The November 2017 Symposium event convened by newDemocracy sought to challenge opinion leaders by asking them what practical testable improvements could be made to our democracy in order to improve public trust in how we take public decisions. It sought to move the discussion from one of complaint about problems into one of potential solutions. This project is one of the leading ideas which emerged from this two-day event.
Many participants – spanning company directors, the advocacy sector, journalists and even former MPs – lamented that “evidenced based policy making” had become an empty phrase which everyone claimed to pursue but no one knew how to quantify. A proposal was championed by former Secretary of the NSW Treasury, Percy Allan, to draw on work from 2012 by Prof. Ken Wiltshire from the University of Queensland in work originally produced for the Institute of Public Administration Australia (IPAA) which did attempt to set forth such a standard.
After a successful first project in 2018 which saw genuine engagement with elected representatives – notably in NSW which has an ongoing (November 2019) Upper House Procedures Inquiry focusing on the merits of formally adopting its use for handling highly contentious bills – the project has been repeated in 2019.
In a ‘double blind’ exercise the Institute of Public Affairs (IPA), a self-described ‘free-market’ think tank identified with the Right of politics, and Per Capita Australia, a self-labelled ‘progressive’ think tank identified with the Left assess the same set of 20 policies drawn from around the country. Again, it is clear that organisations with very different policy outlooks can agree on when a good process is followed in developing policy regardless of whether they agree with the result. It would appear from this that parliaments should be equally able to reach bi-partisan agreement on a process.
Evidence-based policy making is a phrase everyone likes to use with no agreed standard of what it actually is. If we can have parties agree some basic standards in the policy process, then we are one step closer to being able to make more widely trusted decisions at all levels of government.
- Media Statement – Friday November 15th, 6pm
- You can read the IPA’s report here
- You can read Per Capita’s report here
- EBP Research Project Independent Steering Committee Submission
- You can read the reports and media articles from the 2018 project here
- Adani, tax cuts top legislated ‘failures’ – Dennis Shanahan, The Australian (16/11/2019)
- Policy-making process mostly ‘flawed, mediocre’ – Andrew Clark, AFR (15/11/2019)
- ‘Shabby’ and ‘mediocre’: Four Morrison government policies slammed – Jessica Irvine, Sydney Morning Herald (15/11/2019)
- Political parties should agree on best practice policy process, research shows – Shannon Jenkins, The Mandarin (19/11/2019)
Following the success of the 2019 EPBRP, newDemocracy commissioned a research paper to answer:
What barriers exist to the adoption of best practice policy making process among the legislative and executive branches of Government, and how can these be overcome?

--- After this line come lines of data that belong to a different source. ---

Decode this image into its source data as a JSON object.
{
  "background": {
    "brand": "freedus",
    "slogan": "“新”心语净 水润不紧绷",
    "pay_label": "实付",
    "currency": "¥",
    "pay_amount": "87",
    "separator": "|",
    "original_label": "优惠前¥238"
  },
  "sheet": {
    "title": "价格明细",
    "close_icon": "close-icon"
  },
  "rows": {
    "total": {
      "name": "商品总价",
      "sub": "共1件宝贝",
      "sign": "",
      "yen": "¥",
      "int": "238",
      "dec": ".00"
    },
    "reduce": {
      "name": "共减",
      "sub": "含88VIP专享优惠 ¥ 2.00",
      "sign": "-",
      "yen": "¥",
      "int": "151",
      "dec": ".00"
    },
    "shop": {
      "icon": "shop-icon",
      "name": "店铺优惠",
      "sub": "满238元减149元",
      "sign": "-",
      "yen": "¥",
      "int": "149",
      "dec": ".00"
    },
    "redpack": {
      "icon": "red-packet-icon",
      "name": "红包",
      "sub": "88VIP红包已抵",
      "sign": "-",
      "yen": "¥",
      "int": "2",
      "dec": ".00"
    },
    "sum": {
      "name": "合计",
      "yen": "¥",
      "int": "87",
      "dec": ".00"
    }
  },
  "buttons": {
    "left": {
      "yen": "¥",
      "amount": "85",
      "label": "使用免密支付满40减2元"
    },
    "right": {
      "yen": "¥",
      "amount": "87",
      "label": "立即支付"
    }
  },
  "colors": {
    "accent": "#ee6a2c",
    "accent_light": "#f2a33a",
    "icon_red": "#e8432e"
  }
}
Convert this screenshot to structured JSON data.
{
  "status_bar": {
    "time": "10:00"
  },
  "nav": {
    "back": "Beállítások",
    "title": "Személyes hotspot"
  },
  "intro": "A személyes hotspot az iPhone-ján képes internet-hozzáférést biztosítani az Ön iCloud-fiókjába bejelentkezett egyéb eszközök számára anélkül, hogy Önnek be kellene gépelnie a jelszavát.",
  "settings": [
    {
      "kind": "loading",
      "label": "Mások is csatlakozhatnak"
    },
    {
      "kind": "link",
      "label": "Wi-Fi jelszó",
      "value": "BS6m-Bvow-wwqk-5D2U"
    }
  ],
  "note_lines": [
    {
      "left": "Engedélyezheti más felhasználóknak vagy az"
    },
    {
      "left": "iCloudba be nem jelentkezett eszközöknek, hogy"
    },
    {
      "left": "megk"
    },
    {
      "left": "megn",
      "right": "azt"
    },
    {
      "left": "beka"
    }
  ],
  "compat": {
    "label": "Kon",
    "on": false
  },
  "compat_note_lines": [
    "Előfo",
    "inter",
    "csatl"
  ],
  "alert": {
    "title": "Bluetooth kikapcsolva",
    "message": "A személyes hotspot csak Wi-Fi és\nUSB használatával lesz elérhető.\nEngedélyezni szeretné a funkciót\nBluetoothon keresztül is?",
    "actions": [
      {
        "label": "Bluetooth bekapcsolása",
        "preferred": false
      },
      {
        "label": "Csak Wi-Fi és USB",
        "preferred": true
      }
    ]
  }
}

This paper summarises the barriers to adoption of best practice public policy processes, and potential methods to encourage their adoption. The recent NSW Legislative Council Procedure Committee Inquiry, entitled “Consultation on highly contentious bills and committee access to external experts” has shown progress on this issue, with the Committee showing interest in the introduction of a Statement of Public Interest with all bills, and asking the Government to consider the matter further. This Committee Inquiry provided the opportunity to seek feedback from stakeholders and test proposals to assist with the adoption of a more rigorous policy development process, particularly focused on the use of Green and White papers.